Dataset rows describing interfaces
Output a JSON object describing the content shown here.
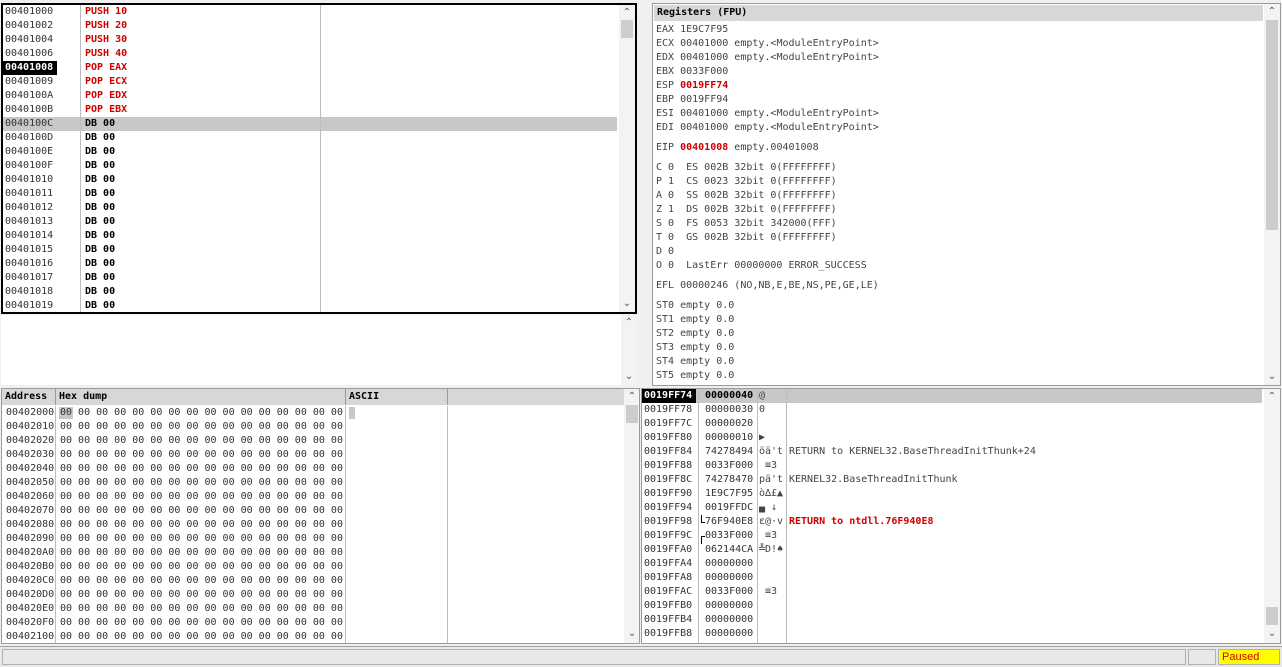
{
  "disasm": {
    "rows": [
      {
        "addr": "00401000",
        "code": "PUSH 10",
        "style": "red"
      },
      {
        "addr": "00401002",
        "code": "PUSH 20",
        "style": "red"
      },
      {
        "addr": "00401004",
        "code": "PUSH 30",
        "style": "red"
      },
      {
        "addr": "00401006",
        "code": "PUSH 40",
        "style": "red"
      },
      {
        "addr": "00401008",
        "code": "POP EAX",
        "style": "red",
        "current": true
      },
      {
        "addr": "00401009",
        "code": "POP ECX",
        "style": "red"
      },
      {
        "addr": "0040100A",
        "code": "POP EDX",
        "style": "red"
      },
      {
        "addr": "0040100B",
        "code": "POP EBX",
        "style": "red"
      },
      {
        "addr": "0040100C",
        "code": "DB 00",
        "style": "plain",
        "highlight": true
      },
      {
        "addr": "0040100D",
        "code": "DB 00",
        "style": "plain"
      },
      {
        "addr": "0040100E",
        "code": "DB 00",
        "style": "plain"
      },
      {
        "addr": "0040100F",
        "code": "DB 00",
        "style": "plain"
      },
      {
        "addr": "00401010",
        "code": "DB 00",
        "style": "plain"
      },
      {
        "addr": "00401011",
        "code": "DB 00",
        "style": "plain"
      },
      {
        "addr": "00401012",
        "code": "DB 00",
        "style": "plain"
      },
      {
        "addr": "00401013",
        "code": "DB 00",
        "style": "plain"
      },
      {
        "addr": "00401014",
        "code": "DB 00",
        "style": "plain"
      },
      {
        "addr": "00401015",
        "code": "DB 00",
        "style": "plain"
      },
      {
        "addr": "00401016",
        "code": "DB 00",
        "style": "plain"
      },
      {
        "addr": "00401017",
        "code": "DB 00",
        "style": "plain"
      },
      {
        "addr": "00401018",
        "code": "DB 00",
        "style": "plain"
      },
      {
        "addr": "00401019",
        "code": "DB 00",
        "style": "plain"
      }
    ]
  },
  "registers": {
    "title": "Registers (FPU)",
    "lines": [
      {
        "name": "EAX",
        "value": "1E9C7F95",
        "comment": ""
      },
      {
        "name": "ECX",
        "value": "00401000",
        "comment": "empty.<ModuleEntryPoint>"
      },
      {
        "name": "EDX",
        "value": "00401000",
        "comment": "empty.<ModuleEntryPoint>"
      },
      {
        "name": "EBX",
        "value": "0033F000",
        "comment": ""
      },
      {
        "name": "ESP",
        "value": "0019FF74",
        "comment": "",
        "changed": true
      },
      {
        "name": "EBP",
        "value": "0019FF94",
        "comment": ""
      },
      {
        "name": "ESI",
        "value": "00401000",
        "comment": "empty.<ModuleEntryPoint>"
      },
      {
        "name": "EDI",
        "value": "00401000",
        "comment": "empty.<ModuleEntryPoint>"
      },
      {
        "name": "EIP",
        "value": "00401008",
        "comment": "empty.00401008",
        "changed": true,
        "gap": true
      },
      {
        "name": "C 0",
        "value": "ES 002B 32bit 0(FFFFFFFF)",
        "comment": "",
        "gap": true,
        "flag": true
      },
      {
        "name": "P 1",
        "value": "CS 0023 32bit 0(FFFFFFFF)",
        "comment": "",
        "flag": true
      },
      {
        "name": "A 0",
        "value": "SS 002B 32bit 0(FFFFFFFF)",
        "comment": "",
        "flag": true
      },
      {
        "name": "Z 1",
        "value": "DS 002B 32bit 0(FFFFFFFF)",
        "comment": "",
        "flag": true
      },
      {
        "name": "S 0",
        "value": "FS 0053 32bit 342000(FFF)",
        "comment": "",
        "flag": true
      },
      {
        "name": "T 0",
        "value": "GS 002B 32bit 0(FFFFFFFF)",
        "comment": "",
        "flag": true
      },
      {
        "name": "D 0",
        "value": "",
        "comment": "",
        "flag": true
      },
      {
        "name": "O 0",
        "value": "LastErr 00000000 ERROR_SUCCESS",
        "comment": "",
        "flag": true
      },
      {
        "name": "EFL",
        "value": "00000246",
        "comment": "(NO,NB,E,BE,NS,PE,GE,LE)",
        "gap": true
      },
      {
        "name": "ST0",
        "value": "empty",
        "comment": "0.0",
        "gap": true
      },
      {
        "name": "ST1",
        "value": "empty",
        "comment": "0.0"
      },
      {
        "name": "ST2",
        "value": "empty",
        "comment": "0.0"
      },
      {
        "name": "ST3",
        "value": "empty",
        "comment": "0.0"
      },
      {
        "name": "ST4",
        "value": "empty",
        "comment": "0.0"
      },
      {
        "name": "ST5",
        "value": "empty",
        "comment": "0.0"
      }
    ]
  },
  "dump": {
    "headers": {
      "address": "Address",
      "hex": "Hex dump",
      "ascii": "ASCII"
    },
    "rows": [
      {
        "addr": "00402000",
        "hex": "00 00 00 00 00 00 00 00 00 00 00 00 00 00 00 00"
      },
      {
        "addr": "00402010",
        "hex": "00 00 00 00 00 00 00 00 00 00 00 00 00 00 00 00"
      },
      {
        "addr": "00402020",
        "hex": "00 00 00 00 00 00 00 00 00 00 00 00 00 00 00 00"
      },
      {
        "addr": "00402030",
        "hex": "00 00 00 00 00 00 00 00 00 00 00 00 00 00 00 00"
      },
      {
        "addr": "00402040",
        "hex": "00 00 00 00 00 00 00 00 00 00 00 00 00 00 00 00"
      },
      {
        "addr": "00402050",
        "hex": "00 00 00 00 00 00 00 00 00 00 00 00 00 00 00 00"
      },
      {
        "addr": "00402060",
        "hex": "00 00 00 00 00 00 00 00 00 00 00 00 00 00 00 00"
      },
      {
        "addr": "00402070",
        "hex": "00 00 00 00 00 00 00 00 00 00 00 00 00 00 00 00"
      },
      {
        "addr": "00402080",
        "hex": "00 00 00 00 00 00 00 00 00 00 00 00 00 00 00 00"
      },
      {
        "addr": "00402090",
        "hex": "00 00 00 00 00 00 00 00 00 00 00 00 00 00 00 00"
      },
      {
        "addr": "004020A0",
        "hex": "00 00 00 00 00 00 00 00 00 00 00 00 00 00 00 00"
      },
      {
        "addr": "004020B0",
        "hex": "00 00 00 00 00 00 00 00 00 00 00 00 00 00 00 00"
      },
      {
        "addr": "004020C0",
        "hex": "00 00 00 00 00 00 00 00 00 00 00 00 00 00 00 00"
      },
      {
        "addr": "004020D0",
        "hex": "00 00 00 00 00 00 00 00 00 00 00 00 00 00 00 00"
      },
      {
        "addr": "004020E0",
        "hex": "00 00 00 00 00 00 00 00 00 00 00 00 00 00 00 00"
      },
      {
        "addr": "004020F0",
        "hex": "00 00 00 00 00 00 00 00 00 00 00 00 00 00 00 00"
      },
      {
        "addr": "00402100",
        "hex": "00 00 00 00 00 00 00 00 00 00 00 00 00 00 00 00"
      }
    ]
  },
  "stack": {
    "rows": [
      {
        "addr": "0019FF74",
        "value": "00000040",
        "ascii": "@",
        "comment": "",
        "top": true
      },
      {
        "addr": "0019FF78",
        "value": "00000030",
        "ascii": "0",
        "comment": ""
      },
      {
        "addr": "0019FF7C",
        "value": "00000020",
        "ascii": "",
        "comment": ""
      },
      {
        "addr": "0019FF80",
        "value": "00000010",
        "ascii": "▶",
        "comment": ""
      },
      {
        "addr": "0019FF84",
        "value": "74278494",
        "ascii": "öä't",
        "comment": "RETURN to KERNEL32.BaseThreadInitThunk+24"
      },
      {
        "addr": "0019FF88",
        "value": "0033F000",
        "ascii": " ≡3",
        "comment": ""
      },
      {
        "addr": "0019FF8C",
        "value": "74278470",
        "ascii": "pä't",
        "comment": "KERNEL32.BaseThreadInitThunk"
      },
      {
        "addr": "0019FF90",
        "value": "1E9C7F95",
        "ascii": "ò∆£▲",
        "comment": ""
      },
      {
        "addr": "0019FF94",
        "value": "0019FFDC",
        "ascii": "▄ ↓",
        "comment": ""
      },
      {
        "addr": "0019FF98",
        "value": "76F940E8",
        "ascii": "ε@·v",
        "comment": "RETURN to ntdll.76F940E8",
        "red": true,
        "bracket": "end"
      },
      {
        "addr": "0019FF9C",
        "value": "0033F000",
        "ascii": " ≡3",
        "comment": "",
        "bracket": "start"
      },
      {
        "addr": "0019FFA0",
        "value": "062144CA",
        "ascii": "╩D!♠",
        "comment": ""
      },
      {
        "addr": "0019FFA4",
        "value": "00000000",
        "ascii": "",
        "comment": ""
      },
      {
        "addr": "0019FFA8",
        "value": "00000000",
        "ascii": "",
        "comment": ""
      },
      {
        "addr": "0019FFAC",
        "value": "0033F000",
        "ascii": " ≡3",
        "comment": ""
      },
      {
        "addr": "0019FFB0",
        "value": "00000000",
        "ascii": "",
        "comment": ""
      },
      {
        "addr": "0019FFB4",
        "value": "00000000",
        "ascii": "",
        "comment": ""
      },
      {
        "addr": "0019FFB8",
        "value": "00000000",
        "ascii": "",
        "comment": ""
      }
    ]
  },
  "status": {
    "state": "Paused"
  },
  "colors": {
    "accent_red": "#d00000",
    "paused_bg": "#ffff00",
    "header_bg": "#d7d7d7",
    "highlight_row": "#c8c8c8"
  },
  "icons": {
    "scroll_up": "chevron-up-icon",
    "scroll_down": "chevron-down-icon"
  }
}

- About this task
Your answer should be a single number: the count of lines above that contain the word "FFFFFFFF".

- Your response
5